### Dataset entries

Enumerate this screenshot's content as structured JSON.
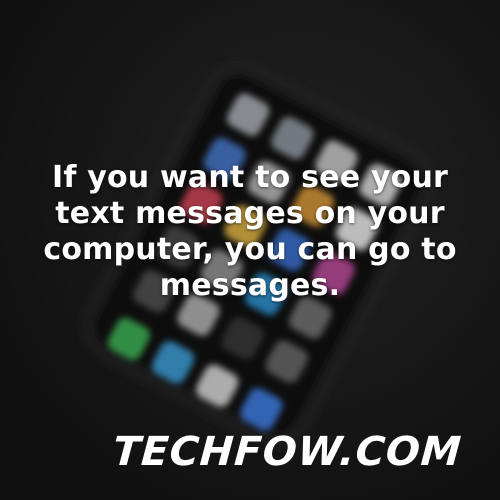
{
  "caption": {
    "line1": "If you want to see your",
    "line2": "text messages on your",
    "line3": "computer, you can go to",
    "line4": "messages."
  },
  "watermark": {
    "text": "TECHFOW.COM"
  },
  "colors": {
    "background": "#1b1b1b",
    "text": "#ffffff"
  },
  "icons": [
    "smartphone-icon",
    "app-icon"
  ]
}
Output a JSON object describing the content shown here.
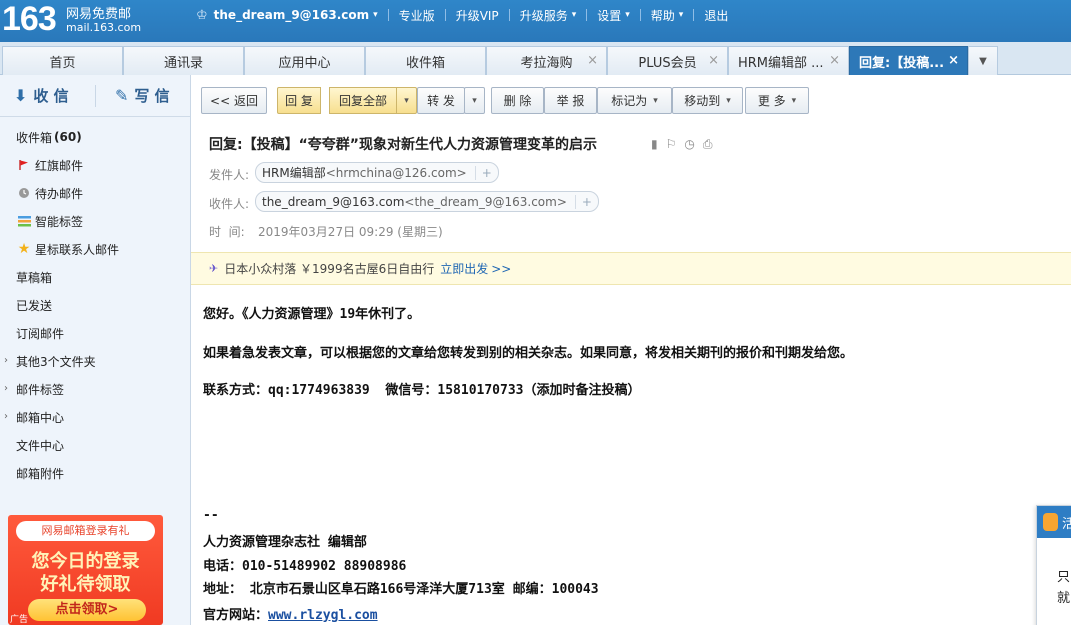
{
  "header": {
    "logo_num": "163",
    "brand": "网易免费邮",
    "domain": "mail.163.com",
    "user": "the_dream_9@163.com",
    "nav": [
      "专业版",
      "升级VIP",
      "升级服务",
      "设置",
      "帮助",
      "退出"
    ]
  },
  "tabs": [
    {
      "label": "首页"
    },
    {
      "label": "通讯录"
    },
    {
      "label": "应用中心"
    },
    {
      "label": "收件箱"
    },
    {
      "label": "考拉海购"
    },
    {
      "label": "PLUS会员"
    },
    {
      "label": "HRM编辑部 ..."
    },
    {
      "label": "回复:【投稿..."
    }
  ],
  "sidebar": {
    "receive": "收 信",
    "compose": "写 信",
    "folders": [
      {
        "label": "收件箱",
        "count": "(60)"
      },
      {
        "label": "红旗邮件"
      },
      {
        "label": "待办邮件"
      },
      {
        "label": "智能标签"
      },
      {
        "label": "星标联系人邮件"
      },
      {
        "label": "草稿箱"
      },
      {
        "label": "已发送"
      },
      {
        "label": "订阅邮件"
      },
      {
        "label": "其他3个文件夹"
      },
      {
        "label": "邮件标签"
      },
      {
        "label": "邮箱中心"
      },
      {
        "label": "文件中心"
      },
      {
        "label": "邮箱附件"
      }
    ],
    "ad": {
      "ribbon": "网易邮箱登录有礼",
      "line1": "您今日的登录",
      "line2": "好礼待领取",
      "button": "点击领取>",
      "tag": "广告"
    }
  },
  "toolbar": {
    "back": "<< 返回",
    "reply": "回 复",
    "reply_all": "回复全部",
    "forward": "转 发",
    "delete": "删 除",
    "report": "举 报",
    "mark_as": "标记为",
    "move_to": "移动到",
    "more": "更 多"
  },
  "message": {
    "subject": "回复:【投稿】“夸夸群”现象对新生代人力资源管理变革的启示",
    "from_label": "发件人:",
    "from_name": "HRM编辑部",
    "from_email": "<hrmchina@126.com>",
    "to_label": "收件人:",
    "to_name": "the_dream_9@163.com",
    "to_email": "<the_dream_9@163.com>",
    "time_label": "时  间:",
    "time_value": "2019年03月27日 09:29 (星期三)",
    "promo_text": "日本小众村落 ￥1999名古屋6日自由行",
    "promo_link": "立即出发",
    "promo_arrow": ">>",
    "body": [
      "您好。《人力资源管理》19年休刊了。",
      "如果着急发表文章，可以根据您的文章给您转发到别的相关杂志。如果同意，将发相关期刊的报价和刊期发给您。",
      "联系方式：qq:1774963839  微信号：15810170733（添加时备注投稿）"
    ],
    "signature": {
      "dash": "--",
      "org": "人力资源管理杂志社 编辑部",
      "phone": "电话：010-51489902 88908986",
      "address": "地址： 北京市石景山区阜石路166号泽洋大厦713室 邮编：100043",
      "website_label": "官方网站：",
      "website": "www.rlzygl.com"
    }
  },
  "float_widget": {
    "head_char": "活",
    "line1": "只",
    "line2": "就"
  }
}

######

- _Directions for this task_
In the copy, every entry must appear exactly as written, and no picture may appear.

- _Result of this exercise_
Enumerate this screenshot's content as structured JSON.
{
  "caption": {
    "line1": "If you want to see your",
    "line2": "text messages on your",
    "line3": "computer, you can go to",
    "line4": "messages."
  },
  "watermark": {
    "text": "TECHFOW.COM"
  },
  "colors": {
    "background": "#1b1b1b",
    "text": "#ffffff"
  },
  "icons": [
    "smartphone-icon",
    "app-icon"
  ]
}
Output a JSON object describing the content shown here.
{
  "header": {
    "logo_num": "163",
    "brand": "网易免费邮",
    "domain": "mail.163.com",
    "user": "the_dream_9@163.com",
    "nav": [
      "专业版",
      "升级VIP",
      "升级服务",
      "设置",
      "帮助",
      "退出"
    ]
  },
  "tabs": [
    {
      "label": "首页"
    },
    {
      "label": "通讯录"
    },
    {
      "label": "应用中心"
    },
    {
      "label": "收件箱"
    },
    {
      "label": "考拉海购"
    },
    {
      "label": "PLUS会员"
    },
    {
      "label": "HRM编辑部 ..."
    },
    {
      "label": "回复:【投稿..."
    }
  ],
  "sidebar": {
    "receive": "收 信",
    "compose": "写 信",
    "folders": [
      {
        "label": "收件箱",
        "count": "(60)"
      },
      {
        "label": "红旗邮件"
      },
      {
        "label": "待办邮件"
      },
      {
        "label": "智能标签"
      },
      {
        "label": "星标联系人邮件"
      },
      {
        "label": "草稿箱"
      },
      {
        "label": "已发送"
      },
      {
        "label": "订阅邮件"
      },
      {
        "label": "其他3个文件夹"
      },
      {
        "label": "邮件标签"
      },
      {
        "label": "邮箱中心"
      },
      {
        "label": "文件中心"
      },
      {
        "label": "邮箱附件"
      }
    ],
    "ad": {
      "ribbon": "网易邮箱登录有礼",
      "line1": "您今日的登录",
      "line2": "好礼待领取",
      "button": "点击领取>",
      "tag": "广告"
    }
  },
  "toolbar": {
    "back": "<< 返回",
    "reply": "回 复",
    "reply_all": "回复全部",
    "forward": "转 发",
    "delete": "删 除",
    "report": "举 报",
    "mark_as": "标记为",
    "move_to": "移动到",
    "more": "更 多"
  },
  "message": {
    "subject": "回复:【投稿】“夸夸群”现象对新生代人力资源管理变革的启示",
    "from_label": "发件人:",
    "from_name": "HRM编辑部",
    "from_email": "<hrmchina@126.com>",
    "to_label": "收件人:",
    "to_name": "the_dream_9@163.com",
    "to_email": "<the_dream_9@163.com>",
    "time_label": "时  间:",
    "time_value": "2019年03月27日 09:29 (星期三)",
    "promo_text": "日本小众村落 ￥1999名古屋6日自由行",
    "promo_link": "立即出发",
    "promo_arrow": ">>",
    "body": [
      "您好。《人力资源管理》19年休刊了。",
      "如果着急发表文章，可以根据您的文章给您转发到别的相关杂志。如果同意，将发相关期刊的报价和刊期发给您。",
      "联系方式：qq:1774963839  微信号：15810170733（添加时备注投稿）"
    ],
    "signature": {
      "dash": "--",
      "org": "人力资源管理杂志社 编辑部",
      "phone": "电话：010-51489902 88908986",
      "address": "地址： 北京市石景山区阜石路166号泽洋大厦713室 邮编：100043",
      "website_label": "官方网站：",
      "website": "www.rlzygl.com"
    }
  },
  "float_widget": {
    "head_char": "活",
    "line1": "只",
    "line2": "就"
  }
}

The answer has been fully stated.